### Problem statement
A line belongs in the answer only if it contains the word "title"; copy every such line from the listing below.

### The data
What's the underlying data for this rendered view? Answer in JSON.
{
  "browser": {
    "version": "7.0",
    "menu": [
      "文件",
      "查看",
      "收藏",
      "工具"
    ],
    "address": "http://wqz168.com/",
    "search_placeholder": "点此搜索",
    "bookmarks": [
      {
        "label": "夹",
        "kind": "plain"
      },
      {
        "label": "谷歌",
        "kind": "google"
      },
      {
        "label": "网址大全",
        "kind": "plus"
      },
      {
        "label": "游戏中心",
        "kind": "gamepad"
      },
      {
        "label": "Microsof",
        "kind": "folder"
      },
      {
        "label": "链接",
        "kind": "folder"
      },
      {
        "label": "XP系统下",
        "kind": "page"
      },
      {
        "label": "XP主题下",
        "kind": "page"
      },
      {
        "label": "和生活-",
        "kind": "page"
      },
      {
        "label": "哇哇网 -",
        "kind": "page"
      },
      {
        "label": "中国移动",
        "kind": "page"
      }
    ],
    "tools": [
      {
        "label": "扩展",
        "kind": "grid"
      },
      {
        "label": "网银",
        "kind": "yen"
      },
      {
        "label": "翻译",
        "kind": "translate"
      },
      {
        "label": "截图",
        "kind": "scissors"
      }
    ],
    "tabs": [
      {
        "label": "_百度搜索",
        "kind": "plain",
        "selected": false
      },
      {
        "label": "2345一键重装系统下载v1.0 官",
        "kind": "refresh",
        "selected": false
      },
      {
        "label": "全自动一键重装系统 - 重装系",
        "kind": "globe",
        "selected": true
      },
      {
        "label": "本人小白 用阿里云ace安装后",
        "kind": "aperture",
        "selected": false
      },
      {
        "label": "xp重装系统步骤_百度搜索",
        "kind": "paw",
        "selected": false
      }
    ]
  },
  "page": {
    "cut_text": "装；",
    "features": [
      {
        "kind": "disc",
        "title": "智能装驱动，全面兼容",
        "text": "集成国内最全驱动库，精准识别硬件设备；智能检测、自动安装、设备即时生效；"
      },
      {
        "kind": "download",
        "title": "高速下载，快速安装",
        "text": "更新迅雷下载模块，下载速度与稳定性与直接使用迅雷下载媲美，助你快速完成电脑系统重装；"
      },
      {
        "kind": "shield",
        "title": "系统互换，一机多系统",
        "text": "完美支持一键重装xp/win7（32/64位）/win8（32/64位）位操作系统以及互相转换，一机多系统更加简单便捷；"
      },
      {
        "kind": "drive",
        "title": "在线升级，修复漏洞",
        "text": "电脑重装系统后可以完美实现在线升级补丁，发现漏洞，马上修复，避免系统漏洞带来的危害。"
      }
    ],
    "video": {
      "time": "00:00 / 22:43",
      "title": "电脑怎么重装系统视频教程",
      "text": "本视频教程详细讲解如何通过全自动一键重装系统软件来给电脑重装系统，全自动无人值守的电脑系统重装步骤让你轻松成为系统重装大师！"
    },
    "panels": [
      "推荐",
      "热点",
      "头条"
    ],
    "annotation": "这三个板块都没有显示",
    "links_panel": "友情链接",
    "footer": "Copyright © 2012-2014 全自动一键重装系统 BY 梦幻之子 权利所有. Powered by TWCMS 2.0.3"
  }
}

### Answer to this task
        "title": "智能装驱动，全面兼容",
        "title": "高速下载，快速安装",
        "title": "系统互换，一机多系统",
        "title": "在线升级，修复漏洞",
      "title": "电脑怎么重装系统视频教程",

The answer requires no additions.